- [REQUIRED ACTION]: Your copy should match the listing below word for word, with no images in it.

┄┄┄┄┄┄┄┄┄┄

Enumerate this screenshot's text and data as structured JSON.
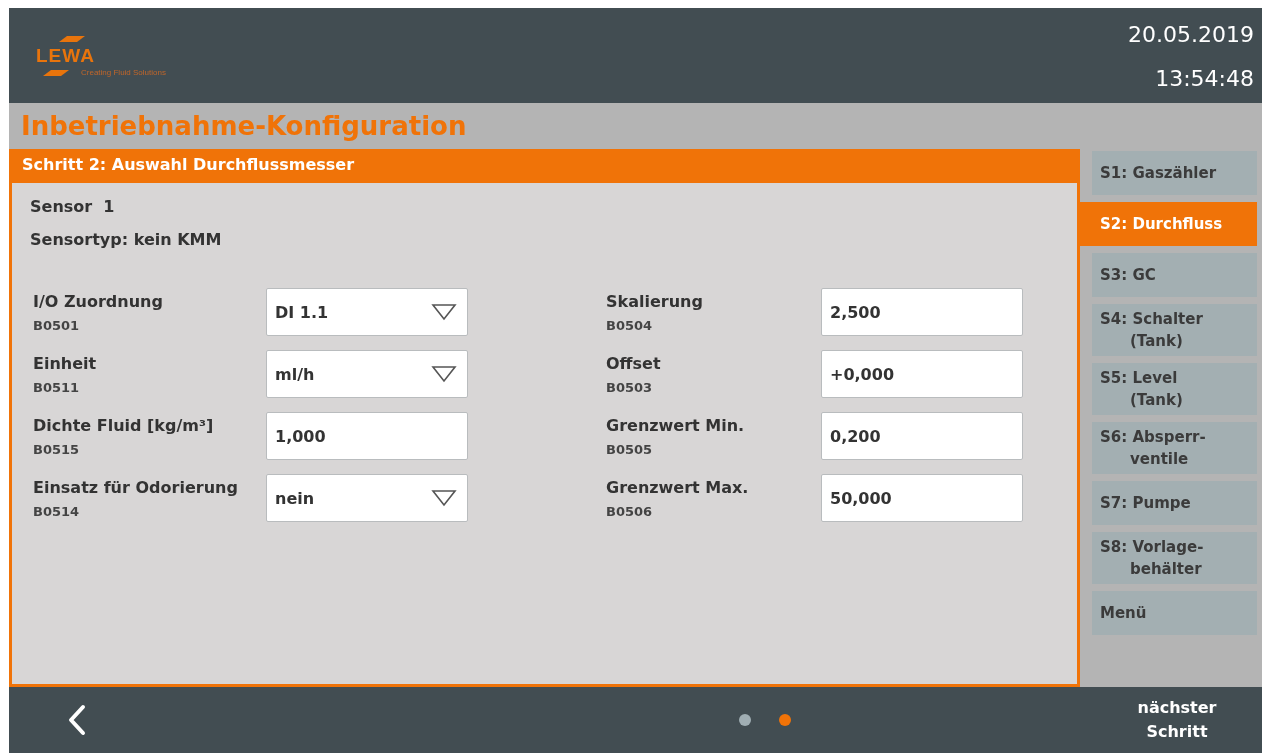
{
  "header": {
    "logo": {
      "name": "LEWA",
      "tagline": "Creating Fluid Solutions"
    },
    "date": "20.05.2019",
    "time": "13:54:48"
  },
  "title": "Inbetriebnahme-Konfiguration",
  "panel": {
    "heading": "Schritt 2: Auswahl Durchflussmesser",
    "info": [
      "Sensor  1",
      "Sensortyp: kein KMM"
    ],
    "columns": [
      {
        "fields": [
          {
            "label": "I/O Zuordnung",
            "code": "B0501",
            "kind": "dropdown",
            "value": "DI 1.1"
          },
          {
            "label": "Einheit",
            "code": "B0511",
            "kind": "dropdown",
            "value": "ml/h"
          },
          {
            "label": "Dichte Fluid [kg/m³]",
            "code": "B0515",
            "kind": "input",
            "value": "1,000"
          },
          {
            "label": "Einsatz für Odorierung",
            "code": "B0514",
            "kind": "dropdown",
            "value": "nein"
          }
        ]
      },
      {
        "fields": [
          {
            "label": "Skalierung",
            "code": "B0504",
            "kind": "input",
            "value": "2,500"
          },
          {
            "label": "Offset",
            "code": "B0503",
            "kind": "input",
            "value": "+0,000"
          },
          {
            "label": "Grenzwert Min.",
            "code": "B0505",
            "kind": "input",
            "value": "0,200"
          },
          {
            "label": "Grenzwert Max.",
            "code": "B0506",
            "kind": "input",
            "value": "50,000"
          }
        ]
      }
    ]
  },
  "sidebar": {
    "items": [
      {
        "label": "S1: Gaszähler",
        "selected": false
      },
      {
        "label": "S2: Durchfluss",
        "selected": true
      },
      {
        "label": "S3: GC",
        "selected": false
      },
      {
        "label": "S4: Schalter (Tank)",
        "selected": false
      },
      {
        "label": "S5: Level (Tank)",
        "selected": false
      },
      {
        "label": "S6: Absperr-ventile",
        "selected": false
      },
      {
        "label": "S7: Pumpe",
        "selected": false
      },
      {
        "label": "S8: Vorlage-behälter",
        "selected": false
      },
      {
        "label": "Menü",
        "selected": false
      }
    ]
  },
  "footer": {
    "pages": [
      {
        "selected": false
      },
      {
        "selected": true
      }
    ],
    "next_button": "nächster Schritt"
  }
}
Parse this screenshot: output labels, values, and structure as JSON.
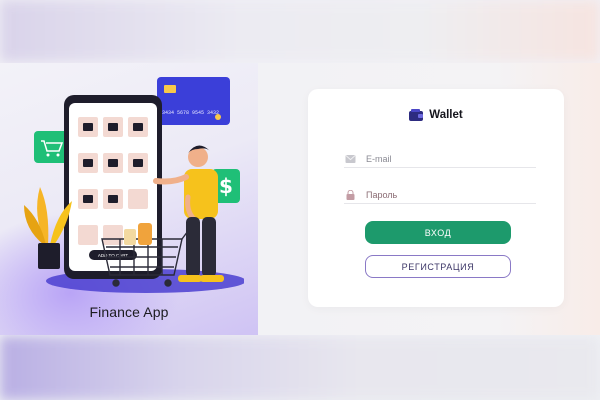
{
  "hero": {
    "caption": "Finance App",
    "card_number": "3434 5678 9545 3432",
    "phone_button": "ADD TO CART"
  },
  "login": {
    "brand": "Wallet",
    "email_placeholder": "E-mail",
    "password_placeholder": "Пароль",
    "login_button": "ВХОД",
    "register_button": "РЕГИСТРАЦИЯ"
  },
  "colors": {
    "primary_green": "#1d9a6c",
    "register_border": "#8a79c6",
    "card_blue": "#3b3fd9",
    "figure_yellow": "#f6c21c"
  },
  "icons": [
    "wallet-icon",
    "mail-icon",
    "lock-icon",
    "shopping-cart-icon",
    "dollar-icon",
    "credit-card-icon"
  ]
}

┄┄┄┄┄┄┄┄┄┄

- [YOUR RESPONSE]:
Enumerate this screenshot's text and data as structured JSON.
{
  "header": {
    "logo": {
      "name": "LEWA",
      "tagline": "Creating Fluid Solutions"
    },
    "date": "20.05.2019",
    "time": "13:54:48"
  },
  "title": "Inbetriebnahme-Konfiguration",
  "panel": {
    "heading": "Schritt 2: Auswahl Durchflussmesser",
    "info": [
      "Sensor  1",
      "Sensortyp: kein KMM"
    ],
    "columns": [
      {
        "fields": [
          {
            "label": "I/O Zuordnung",
            "code": "B0501",
            "kind": "dropdown",
            "value": "DI 1.1"
          },
          {
            "label": "Einheit",
            "code": "B0511",
            "kind": "dropdown",
            "value": "ml/h"
          },
          {
            "label": "Dichte Fluid [kg/m³]",
            "code": "B0515",
            "kind": "input",
            "value": "1,000"
          },
          {
            "label": "Einsatz für Odorierung",
            "code": "B0514",
            "kind": "dropdown",
            "value": "nein"
          }
        ]
      },
      {
        "fields": [
          {
            "label": "Skalierung",
            "code": "B0504",
            "kind": "input",
            "value": "2,500"
          },
          {
            "label": "Offset",
            "code": "B0503",
            "kind": "input",
            "value": "+0,000"
          },
          {
            "label": "Grenzwert Min.",
            "code": "B0505",
            "kind": "input",
            "value": "0,200"
          },
          {
            "label": "Grenzwert Max.",
            "code": "B0506",
            "kind": "input",
            "value": "50,000"
          }
        ]
      }
    ]
  },
  "sidebar": {
    "items": [
      {
        "label": "S1: Gaszähler",
        "selected": false
      },
      {
        "label": "S2: Durchfluss",
        "selected": true
      },
      {
        "label": "S3: GC",
        "selected": false
      },
      {
        "label": "S4: Schalter (Tank)",
        "selected": false
      },
      {
        "label": "S5: Level (Tank)",
        "selected": false
      },
      {
        "label": "S6: Absperr-ventile",
        "selected": false
      },
      {
        "label": "S7: Pumpe",
        "selected": false
      },
      {
        "label": "S8: Vorlage-behälter",
        "selected": false
      },
      {
        "label": "Menü",
        "selected": false
      }
    ]
  },
  "footer": {
    "pages": [
      {
        "selected": false
      },
      {
        "selected": true
      }
    ],
    "next_button": "nächster Schritt"
  }
}
Parse this screenshot: output labels, values, and structure as JSON.
{
  "hero": {
    "caption": "Finance App",
    "card_number": "3434 5678 9545 3432",
    "phone_button": "ADD TO CART"
  },
  "login": {
    "brand": "Wallet",
    "email_placeholder": "E-mail",
    "password_placeholder": "Пароль",
    "login_button": "ВХОД",
    "register_button": "РЕГИСТРАЦИЯ"
  },
  "colors": {
    "primary_green": "#1d9a6c",
    "register_border": "#8a79c6",
    "card_blue": "#3b3fd9",
    "figure_yellow": "#f6c21c"
  },
  "icons": [
    "wallet-icon",
    "mail-icon",
    "lock-icon",
    "shopping-cart-icon",
    "dollar-icon",
    "credit-card-icon"
  ]
}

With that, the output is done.